An important way to help people with mental health problems is to engage them in counselling or enrol them in mental health services. However, mental health specialists may not be easily accessible to community members, since there are usually relatively few of them, and they work at higher levels of service provision. To overcome this, community members should lobby for access or referral to mental health specialists or other health staff who can provide assistance, both in treating patients and in identifying support for the individuals and families. Assistance does not necessarily mean financial aid and often includes social support and health education. To help them feel valued within the community, people with mental health problems should be encouraged to take up employment and social opportunities.

10.7.2 Learning difficulties

People with learning difficulties have limited intellectual capabilities and may seem "slow", yet there are many ways in which they can play a meaningful role in their community. However, these people will often need support from their community and will benefit from input from health care and other staff, who can help them to develop their abilities and skills.
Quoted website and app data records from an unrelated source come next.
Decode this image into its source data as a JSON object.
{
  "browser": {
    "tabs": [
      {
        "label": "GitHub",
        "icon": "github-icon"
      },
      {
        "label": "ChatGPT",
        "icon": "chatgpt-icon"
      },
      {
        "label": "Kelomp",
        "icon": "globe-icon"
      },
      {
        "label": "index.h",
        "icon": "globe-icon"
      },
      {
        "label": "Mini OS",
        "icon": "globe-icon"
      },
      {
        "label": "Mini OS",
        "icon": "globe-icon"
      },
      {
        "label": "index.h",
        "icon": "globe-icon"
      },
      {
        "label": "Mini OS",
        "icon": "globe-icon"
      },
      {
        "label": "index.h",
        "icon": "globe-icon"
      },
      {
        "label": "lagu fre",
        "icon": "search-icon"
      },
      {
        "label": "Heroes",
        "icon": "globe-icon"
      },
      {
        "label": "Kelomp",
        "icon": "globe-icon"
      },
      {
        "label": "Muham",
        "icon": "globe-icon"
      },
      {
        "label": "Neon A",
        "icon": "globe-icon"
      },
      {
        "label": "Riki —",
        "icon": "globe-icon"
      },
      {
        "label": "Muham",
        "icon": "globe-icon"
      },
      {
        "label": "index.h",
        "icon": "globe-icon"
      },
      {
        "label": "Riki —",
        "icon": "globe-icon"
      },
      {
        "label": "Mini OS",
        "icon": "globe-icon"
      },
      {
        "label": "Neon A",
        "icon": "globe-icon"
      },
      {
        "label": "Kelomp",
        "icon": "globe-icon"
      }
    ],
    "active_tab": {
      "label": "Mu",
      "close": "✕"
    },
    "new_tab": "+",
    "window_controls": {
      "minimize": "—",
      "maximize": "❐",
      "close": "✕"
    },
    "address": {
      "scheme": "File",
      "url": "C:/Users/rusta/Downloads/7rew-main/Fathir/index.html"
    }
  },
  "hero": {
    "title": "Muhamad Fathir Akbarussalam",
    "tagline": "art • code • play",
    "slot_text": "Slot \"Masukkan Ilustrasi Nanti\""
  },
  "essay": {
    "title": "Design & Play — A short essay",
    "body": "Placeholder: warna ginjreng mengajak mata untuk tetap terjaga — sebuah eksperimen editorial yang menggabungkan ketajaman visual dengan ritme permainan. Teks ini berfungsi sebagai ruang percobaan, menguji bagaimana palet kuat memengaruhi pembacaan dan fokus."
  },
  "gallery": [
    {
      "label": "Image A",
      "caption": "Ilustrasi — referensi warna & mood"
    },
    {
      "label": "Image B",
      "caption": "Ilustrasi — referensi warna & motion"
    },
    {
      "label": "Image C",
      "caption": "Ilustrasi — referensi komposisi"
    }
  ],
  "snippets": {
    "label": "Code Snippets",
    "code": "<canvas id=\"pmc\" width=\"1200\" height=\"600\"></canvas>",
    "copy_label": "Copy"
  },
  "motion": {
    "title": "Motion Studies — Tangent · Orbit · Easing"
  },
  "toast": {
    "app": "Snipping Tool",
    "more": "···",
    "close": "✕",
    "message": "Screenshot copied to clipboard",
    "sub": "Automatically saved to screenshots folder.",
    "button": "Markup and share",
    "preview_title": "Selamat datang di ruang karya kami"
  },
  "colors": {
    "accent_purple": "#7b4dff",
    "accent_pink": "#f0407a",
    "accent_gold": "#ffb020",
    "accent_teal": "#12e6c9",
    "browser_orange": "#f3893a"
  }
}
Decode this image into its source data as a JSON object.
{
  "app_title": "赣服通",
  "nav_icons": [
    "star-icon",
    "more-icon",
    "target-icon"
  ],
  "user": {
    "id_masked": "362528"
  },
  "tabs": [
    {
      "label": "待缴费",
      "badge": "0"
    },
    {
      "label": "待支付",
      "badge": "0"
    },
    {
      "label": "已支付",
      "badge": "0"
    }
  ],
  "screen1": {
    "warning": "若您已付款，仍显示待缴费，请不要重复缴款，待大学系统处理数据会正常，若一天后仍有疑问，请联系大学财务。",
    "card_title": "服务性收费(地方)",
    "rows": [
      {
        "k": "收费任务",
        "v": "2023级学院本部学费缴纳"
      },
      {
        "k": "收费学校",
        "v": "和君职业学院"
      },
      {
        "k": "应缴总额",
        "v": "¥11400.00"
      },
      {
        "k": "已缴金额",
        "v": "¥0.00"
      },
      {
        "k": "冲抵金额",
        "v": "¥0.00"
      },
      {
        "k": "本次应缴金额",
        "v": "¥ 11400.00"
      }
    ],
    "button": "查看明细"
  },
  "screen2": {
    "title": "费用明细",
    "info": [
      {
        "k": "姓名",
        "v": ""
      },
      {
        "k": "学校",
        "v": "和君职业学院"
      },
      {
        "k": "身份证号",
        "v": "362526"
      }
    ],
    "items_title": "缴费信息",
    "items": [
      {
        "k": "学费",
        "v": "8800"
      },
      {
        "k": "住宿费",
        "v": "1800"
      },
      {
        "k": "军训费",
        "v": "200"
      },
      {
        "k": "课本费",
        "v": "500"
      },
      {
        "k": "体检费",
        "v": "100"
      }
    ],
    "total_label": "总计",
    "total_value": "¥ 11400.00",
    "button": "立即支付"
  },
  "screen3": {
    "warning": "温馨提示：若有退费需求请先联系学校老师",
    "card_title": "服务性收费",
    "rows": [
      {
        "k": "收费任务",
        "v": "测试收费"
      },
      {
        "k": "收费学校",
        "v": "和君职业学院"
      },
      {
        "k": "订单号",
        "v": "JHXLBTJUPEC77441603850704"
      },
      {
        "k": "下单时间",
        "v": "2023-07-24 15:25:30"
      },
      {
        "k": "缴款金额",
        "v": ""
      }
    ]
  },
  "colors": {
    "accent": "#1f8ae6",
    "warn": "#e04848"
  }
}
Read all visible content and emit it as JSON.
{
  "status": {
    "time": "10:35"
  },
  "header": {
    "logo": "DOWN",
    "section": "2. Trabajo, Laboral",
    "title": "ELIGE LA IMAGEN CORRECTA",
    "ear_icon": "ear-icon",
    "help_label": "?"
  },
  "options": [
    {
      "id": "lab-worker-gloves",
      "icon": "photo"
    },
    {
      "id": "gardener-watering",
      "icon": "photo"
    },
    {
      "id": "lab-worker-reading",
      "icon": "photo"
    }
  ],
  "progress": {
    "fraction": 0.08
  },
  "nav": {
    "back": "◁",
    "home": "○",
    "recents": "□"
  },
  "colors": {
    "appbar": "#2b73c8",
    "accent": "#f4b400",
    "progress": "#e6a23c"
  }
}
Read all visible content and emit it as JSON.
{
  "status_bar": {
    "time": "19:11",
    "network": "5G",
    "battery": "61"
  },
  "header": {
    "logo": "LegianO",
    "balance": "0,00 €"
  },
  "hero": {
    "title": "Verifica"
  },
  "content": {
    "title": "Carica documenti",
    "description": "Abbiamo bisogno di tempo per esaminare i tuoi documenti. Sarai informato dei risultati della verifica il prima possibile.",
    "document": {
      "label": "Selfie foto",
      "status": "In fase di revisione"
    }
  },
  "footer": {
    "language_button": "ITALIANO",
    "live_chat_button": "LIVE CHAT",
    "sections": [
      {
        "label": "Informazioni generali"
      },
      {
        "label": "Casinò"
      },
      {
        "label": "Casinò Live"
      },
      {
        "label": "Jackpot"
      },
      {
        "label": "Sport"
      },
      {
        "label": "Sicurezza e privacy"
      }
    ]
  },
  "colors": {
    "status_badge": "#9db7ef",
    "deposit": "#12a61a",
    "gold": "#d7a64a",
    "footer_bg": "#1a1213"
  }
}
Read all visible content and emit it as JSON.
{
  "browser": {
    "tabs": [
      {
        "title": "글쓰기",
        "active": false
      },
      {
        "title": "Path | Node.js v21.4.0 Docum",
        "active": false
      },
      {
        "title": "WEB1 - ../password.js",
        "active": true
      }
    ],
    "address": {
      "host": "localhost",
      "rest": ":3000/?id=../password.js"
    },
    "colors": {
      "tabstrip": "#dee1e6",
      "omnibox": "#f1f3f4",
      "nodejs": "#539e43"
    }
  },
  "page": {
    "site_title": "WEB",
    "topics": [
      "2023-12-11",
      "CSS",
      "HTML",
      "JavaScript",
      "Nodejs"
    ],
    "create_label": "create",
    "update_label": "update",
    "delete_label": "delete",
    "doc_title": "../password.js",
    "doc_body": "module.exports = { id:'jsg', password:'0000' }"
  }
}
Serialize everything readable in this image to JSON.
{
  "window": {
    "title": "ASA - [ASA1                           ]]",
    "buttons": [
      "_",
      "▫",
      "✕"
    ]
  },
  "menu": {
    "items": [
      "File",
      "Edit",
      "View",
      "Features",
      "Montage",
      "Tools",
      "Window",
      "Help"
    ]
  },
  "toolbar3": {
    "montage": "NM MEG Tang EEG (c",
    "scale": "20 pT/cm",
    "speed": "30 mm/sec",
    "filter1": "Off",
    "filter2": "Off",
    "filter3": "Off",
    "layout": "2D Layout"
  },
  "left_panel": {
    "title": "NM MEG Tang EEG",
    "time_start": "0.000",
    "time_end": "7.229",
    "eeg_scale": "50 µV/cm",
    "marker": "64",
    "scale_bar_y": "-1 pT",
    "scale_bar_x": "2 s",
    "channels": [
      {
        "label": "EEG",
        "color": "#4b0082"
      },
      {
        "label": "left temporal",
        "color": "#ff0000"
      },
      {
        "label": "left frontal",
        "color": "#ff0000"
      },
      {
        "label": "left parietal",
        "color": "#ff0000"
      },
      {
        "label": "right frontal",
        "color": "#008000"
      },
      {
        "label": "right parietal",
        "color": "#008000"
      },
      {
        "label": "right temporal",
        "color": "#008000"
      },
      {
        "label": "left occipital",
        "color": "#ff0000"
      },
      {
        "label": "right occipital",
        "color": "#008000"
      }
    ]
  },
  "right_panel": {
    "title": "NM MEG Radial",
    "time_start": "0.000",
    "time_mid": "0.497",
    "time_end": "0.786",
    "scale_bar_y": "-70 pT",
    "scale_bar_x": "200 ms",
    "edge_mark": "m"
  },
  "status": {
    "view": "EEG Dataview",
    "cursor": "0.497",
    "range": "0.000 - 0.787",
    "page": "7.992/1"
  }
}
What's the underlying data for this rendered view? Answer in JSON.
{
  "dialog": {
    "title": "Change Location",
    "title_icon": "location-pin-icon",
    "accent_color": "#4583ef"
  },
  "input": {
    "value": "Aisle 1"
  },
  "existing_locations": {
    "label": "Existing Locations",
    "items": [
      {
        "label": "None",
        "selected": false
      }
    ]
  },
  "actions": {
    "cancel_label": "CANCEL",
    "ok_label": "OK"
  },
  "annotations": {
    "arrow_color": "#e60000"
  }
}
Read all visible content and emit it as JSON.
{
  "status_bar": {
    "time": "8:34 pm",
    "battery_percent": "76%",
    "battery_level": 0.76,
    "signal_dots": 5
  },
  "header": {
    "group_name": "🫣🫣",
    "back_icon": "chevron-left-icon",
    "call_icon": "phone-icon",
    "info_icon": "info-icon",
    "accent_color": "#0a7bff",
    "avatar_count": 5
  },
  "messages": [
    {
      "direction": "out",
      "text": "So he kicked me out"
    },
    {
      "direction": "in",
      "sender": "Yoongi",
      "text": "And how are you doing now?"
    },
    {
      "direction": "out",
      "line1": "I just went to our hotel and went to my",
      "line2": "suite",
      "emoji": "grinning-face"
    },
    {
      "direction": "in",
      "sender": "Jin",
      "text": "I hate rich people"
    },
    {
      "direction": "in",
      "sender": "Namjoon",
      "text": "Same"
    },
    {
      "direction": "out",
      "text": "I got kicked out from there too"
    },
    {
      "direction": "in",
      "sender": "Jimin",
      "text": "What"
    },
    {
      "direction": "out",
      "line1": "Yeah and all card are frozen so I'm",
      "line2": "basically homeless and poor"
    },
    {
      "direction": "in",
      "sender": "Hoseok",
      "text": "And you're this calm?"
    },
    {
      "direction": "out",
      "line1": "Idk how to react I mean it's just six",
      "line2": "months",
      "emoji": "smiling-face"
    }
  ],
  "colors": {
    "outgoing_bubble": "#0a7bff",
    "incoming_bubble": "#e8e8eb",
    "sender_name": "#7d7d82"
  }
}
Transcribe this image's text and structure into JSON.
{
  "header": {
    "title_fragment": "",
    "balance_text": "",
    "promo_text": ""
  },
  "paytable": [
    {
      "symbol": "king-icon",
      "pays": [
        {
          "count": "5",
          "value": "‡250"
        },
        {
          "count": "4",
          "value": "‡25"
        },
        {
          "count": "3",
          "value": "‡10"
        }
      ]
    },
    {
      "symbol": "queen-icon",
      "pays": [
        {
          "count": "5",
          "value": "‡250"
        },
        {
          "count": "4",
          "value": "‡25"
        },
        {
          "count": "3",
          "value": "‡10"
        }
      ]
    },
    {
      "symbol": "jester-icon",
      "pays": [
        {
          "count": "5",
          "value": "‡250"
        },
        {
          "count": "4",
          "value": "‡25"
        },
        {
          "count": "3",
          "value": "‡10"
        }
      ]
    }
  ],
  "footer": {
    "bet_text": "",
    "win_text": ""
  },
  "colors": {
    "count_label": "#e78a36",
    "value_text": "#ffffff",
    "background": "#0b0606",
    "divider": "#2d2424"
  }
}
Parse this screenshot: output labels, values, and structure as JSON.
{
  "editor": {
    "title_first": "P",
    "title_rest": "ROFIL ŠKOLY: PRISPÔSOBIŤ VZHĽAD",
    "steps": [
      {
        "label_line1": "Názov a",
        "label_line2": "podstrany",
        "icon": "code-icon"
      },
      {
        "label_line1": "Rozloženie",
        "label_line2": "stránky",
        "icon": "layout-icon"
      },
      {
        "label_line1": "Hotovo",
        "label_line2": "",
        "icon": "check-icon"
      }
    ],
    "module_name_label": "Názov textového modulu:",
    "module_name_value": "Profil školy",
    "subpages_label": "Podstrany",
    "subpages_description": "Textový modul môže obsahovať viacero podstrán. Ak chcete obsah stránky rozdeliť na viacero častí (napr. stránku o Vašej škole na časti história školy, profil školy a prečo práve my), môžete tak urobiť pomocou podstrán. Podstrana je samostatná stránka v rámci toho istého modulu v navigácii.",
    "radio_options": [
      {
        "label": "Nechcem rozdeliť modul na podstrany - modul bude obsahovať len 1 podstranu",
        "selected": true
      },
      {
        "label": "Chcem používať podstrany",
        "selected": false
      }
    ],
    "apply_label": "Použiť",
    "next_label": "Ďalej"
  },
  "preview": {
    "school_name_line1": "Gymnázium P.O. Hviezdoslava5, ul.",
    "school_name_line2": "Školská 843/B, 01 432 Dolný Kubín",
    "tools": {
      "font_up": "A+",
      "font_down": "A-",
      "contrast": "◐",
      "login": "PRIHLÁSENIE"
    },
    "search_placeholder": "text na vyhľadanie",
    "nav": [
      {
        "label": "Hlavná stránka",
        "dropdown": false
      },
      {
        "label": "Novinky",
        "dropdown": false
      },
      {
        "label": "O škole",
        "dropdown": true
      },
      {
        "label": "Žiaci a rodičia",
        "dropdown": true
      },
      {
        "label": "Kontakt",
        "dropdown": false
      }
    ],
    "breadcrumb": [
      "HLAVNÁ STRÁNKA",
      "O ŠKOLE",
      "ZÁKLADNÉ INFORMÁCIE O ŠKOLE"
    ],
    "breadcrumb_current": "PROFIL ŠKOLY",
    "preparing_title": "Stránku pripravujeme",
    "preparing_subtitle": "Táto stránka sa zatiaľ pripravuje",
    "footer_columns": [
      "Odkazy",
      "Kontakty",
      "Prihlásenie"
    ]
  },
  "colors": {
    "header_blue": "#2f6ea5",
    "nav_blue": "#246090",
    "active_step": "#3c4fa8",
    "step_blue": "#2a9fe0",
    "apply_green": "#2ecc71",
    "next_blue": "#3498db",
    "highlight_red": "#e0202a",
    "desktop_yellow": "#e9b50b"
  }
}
10.7.3 Epilepsy

People with epilepsy suffer from fits that can be alarming to themselves, their families and other community members. Epilepsy can be caused by head injuries during infancy, or result from maternal infections such as meningitis or syphilis. Epilepsy is not an infectious disease and there is no risk of catching it from someone else. Epilepsy can be treated and controlled with suitable medication, and when people with epilepsy are stabilized on medication they can play a full role in the community.

10.7.4 Social inclusion

People with mental health problems, learning difficulties or epilepsy are often stigmatized by the community because of ignorance about the nature of mental illnesses. This only compounds the problem by making those suffering from the illnesses and their families feel like "outsiders", and can lead to discrimination. Community members and health workers should work to overcome stigmatization and value the sufferers as full and useful members of the community. Often, this can be accomplished through education and by providing support services for these individuals. Encouraging them to undertake activities that are useful to the community, and that make them feel part of their community, can reduce the level of stigma and increase social inclusion. Schools should also include education about mental health to encourage greater understanding of the problems and of the ways in which sufferers can be supported to enjoy a full and productive life. Addressing problems of this nature with children often helps prevent stigmatization and other social problems, which are usually fuelled by ignorance.

Community mental health

Are there people in the community suffering from mental health problems?

Are there people in the community suffering from learning difficulties?

Are there people in the community suffering from epilepsy?

Are community health workers trained to provide support to these people?

Does the community have access to mental health workers?

What is the attitude of the community towards people with mental health problems, learning difficulties or epilepsy?

Are educational materials about mental health problems, learning difficulties or epilepsy available to the community?